══ Extracted records
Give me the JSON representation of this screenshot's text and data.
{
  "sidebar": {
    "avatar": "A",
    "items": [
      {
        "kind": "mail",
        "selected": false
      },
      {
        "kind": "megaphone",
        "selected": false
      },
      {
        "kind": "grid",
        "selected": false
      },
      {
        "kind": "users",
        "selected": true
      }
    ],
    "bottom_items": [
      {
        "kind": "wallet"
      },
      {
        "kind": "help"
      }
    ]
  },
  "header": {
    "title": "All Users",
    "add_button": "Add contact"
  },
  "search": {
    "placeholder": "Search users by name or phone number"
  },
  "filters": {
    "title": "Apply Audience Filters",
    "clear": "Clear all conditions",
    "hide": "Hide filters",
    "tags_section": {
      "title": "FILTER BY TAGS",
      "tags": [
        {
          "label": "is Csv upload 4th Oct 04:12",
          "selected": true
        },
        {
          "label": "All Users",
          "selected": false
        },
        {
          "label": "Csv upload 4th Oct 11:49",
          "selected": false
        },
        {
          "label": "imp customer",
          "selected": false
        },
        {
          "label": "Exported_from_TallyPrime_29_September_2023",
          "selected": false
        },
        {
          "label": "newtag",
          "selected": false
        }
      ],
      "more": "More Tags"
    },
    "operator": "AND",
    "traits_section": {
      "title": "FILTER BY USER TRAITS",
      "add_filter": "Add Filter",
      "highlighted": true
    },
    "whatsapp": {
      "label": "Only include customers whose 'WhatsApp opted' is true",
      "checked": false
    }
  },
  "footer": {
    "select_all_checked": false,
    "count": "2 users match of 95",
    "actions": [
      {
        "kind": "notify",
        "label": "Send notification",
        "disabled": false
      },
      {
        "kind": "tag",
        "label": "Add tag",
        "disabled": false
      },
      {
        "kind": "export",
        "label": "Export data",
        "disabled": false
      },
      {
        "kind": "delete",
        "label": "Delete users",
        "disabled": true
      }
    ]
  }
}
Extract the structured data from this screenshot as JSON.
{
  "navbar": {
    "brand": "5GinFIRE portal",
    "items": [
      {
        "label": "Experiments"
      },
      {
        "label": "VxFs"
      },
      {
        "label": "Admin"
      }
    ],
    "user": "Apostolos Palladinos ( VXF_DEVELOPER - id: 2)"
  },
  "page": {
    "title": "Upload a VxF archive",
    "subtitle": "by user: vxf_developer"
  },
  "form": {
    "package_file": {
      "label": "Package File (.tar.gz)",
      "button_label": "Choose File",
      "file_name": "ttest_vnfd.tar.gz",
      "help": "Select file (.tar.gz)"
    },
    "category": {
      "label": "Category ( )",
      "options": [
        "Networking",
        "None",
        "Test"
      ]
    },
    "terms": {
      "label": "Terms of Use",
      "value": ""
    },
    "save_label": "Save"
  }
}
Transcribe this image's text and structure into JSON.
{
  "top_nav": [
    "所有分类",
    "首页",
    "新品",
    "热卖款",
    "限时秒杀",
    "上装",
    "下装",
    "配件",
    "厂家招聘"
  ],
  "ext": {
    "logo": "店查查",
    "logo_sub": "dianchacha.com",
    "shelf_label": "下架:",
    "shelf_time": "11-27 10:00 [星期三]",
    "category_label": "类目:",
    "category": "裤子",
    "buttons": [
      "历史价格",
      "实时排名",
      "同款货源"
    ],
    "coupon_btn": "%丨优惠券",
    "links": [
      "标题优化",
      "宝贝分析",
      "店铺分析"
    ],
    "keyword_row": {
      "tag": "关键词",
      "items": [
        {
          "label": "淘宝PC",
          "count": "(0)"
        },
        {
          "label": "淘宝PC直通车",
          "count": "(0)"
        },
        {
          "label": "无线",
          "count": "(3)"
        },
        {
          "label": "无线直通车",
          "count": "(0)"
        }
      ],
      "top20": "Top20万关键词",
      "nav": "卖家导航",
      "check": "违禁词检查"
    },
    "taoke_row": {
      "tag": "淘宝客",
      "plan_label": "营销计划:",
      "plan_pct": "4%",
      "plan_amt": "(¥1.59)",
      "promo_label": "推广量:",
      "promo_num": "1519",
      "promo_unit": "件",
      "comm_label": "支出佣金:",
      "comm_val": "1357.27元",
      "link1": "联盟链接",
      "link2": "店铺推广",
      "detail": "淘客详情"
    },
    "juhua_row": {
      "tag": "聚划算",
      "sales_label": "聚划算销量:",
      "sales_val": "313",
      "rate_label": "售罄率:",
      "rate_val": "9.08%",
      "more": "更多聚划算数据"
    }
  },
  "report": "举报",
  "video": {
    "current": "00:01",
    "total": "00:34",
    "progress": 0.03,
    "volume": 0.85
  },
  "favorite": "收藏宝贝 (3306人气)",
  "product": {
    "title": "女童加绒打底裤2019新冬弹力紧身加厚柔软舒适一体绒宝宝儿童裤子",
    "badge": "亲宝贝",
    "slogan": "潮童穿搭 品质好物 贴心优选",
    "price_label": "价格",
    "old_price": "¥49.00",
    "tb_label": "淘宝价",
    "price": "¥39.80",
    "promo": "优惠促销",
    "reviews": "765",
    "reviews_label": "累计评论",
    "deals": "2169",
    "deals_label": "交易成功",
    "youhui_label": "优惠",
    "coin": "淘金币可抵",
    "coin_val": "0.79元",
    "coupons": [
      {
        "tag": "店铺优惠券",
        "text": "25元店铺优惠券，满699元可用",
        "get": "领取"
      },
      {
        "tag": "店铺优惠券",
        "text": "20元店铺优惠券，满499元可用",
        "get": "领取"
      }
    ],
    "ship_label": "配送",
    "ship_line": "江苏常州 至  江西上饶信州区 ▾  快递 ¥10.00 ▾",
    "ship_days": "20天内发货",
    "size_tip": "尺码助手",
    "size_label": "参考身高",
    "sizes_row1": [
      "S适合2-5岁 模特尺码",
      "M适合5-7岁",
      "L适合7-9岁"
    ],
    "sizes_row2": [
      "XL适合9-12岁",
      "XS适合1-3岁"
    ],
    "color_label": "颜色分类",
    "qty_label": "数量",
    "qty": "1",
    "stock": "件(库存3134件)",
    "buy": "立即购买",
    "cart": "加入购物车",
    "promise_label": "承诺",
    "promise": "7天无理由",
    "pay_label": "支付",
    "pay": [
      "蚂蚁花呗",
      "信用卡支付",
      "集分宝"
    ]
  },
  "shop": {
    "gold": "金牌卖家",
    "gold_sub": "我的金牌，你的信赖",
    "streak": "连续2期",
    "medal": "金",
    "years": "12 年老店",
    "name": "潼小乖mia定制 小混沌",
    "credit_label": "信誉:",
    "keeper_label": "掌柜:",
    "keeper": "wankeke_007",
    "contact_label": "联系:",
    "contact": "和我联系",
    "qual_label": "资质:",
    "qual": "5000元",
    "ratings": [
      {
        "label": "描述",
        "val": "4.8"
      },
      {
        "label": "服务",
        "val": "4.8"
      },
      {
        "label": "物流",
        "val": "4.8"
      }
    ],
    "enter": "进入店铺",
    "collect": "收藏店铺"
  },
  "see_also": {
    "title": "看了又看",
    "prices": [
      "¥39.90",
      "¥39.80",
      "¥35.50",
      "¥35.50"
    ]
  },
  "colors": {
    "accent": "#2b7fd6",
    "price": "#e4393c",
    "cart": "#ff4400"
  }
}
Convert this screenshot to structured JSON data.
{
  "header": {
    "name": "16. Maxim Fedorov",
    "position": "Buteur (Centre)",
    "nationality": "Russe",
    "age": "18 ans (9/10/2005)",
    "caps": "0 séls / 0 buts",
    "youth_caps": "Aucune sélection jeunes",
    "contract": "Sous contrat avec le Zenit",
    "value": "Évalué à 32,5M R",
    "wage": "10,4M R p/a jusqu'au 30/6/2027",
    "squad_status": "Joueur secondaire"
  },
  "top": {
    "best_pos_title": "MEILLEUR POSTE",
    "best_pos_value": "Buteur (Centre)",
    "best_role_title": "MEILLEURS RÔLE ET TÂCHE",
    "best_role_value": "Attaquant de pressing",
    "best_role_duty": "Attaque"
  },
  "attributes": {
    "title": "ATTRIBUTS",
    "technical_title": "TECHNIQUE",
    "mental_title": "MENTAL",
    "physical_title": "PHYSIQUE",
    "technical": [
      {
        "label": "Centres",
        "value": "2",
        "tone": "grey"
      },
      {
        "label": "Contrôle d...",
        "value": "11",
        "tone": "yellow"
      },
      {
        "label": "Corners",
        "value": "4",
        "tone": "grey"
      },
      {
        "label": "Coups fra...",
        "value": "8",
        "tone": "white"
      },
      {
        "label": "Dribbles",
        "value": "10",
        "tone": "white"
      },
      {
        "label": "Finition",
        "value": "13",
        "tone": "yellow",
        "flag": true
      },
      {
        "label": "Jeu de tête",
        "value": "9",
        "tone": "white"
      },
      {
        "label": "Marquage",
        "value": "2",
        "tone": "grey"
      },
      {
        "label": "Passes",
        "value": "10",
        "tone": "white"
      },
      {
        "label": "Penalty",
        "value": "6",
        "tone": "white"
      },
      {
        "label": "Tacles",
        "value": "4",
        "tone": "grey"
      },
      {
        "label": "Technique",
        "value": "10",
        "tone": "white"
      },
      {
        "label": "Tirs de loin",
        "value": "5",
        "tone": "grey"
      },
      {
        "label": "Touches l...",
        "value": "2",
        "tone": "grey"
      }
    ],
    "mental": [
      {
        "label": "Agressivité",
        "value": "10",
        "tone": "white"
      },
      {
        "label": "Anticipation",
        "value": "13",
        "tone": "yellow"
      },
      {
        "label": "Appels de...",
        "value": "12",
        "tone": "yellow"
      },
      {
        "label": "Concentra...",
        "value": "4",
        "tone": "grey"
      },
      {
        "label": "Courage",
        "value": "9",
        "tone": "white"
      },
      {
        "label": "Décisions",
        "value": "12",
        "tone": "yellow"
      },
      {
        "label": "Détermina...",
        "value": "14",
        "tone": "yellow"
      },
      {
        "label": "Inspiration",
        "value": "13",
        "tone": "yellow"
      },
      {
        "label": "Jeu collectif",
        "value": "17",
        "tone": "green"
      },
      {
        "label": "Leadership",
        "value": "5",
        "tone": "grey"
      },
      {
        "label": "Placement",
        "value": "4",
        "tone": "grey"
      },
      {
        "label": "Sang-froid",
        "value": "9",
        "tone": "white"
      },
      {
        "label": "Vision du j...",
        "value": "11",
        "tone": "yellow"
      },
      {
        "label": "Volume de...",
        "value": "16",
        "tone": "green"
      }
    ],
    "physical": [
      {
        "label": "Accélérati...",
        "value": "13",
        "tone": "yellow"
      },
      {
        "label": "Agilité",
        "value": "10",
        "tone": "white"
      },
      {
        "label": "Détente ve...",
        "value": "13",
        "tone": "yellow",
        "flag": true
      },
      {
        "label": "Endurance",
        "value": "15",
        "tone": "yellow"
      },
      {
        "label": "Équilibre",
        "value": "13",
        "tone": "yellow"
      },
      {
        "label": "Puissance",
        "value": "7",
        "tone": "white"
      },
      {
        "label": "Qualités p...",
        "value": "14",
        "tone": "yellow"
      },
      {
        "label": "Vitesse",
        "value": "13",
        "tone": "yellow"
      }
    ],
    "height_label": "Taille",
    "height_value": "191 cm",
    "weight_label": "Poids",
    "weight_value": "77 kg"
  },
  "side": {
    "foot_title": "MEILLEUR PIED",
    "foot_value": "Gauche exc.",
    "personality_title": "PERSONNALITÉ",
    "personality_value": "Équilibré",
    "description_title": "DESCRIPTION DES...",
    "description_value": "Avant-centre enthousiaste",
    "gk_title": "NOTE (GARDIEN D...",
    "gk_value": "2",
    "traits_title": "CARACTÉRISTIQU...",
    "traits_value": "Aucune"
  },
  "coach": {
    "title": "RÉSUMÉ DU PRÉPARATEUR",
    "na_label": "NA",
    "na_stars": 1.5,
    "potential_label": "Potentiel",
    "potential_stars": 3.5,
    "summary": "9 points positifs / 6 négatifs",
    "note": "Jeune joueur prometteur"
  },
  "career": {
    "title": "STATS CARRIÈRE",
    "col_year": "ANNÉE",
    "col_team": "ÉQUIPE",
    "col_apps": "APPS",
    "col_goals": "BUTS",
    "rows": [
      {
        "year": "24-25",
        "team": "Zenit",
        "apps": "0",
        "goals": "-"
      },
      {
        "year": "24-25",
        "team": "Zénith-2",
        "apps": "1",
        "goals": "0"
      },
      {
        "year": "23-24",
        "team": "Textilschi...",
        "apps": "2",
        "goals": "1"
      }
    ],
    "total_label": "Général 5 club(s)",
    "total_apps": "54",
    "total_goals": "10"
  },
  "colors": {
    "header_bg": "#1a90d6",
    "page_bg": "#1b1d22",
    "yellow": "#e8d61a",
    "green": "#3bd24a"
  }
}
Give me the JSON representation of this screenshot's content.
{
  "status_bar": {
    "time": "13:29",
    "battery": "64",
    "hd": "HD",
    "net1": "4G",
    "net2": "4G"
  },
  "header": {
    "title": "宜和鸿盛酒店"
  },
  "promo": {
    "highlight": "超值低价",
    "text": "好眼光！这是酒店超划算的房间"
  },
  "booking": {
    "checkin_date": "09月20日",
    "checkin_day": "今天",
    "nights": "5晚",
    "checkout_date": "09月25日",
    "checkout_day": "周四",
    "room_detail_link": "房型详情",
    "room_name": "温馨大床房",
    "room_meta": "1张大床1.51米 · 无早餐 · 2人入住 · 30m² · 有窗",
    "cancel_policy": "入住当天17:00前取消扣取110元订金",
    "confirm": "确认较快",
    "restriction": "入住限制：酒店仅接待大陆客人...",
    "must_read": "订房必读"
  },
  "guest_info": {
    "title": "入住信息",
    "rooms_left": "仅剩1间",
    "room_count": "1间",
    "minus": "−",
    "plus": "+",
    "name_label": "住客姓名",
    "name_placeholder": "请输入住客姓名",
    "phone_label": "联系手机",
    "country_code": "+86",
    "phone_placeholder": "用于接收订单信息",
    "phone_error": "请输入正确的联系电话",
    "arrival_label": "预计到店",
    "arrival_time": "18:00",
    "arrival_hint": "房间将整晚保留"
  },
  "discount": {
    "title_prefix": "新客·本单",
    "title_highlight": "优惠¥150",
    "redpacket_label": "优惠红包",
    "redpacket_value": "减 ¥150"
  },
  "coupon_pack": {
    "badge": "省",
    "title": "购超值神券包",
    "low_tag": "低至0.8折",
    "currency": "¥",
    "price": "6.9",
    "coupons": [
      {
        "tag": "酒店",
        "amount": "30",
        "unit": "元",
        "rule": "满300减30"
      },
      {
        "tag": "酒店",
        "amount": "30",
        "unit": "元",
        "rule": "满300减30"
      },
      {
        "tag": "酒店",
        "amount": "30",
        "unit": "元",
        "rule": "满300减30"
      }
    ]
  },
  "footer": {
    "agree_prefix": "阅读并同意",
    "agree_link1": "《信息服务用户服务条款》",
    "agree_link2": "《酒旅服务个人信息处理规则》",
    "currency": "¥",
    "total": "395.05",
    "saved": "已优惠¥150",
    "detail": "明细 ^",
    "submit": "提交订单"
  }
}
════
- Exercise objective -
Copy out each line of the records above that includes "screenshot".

- Task answer -
Give me the JSON representation of this screenshot's text and data.
Extract the structured data from this screenshot as JSON.
Convert this screenshot to structured JSON data.
Give me the JSON representation of this screenshot's content.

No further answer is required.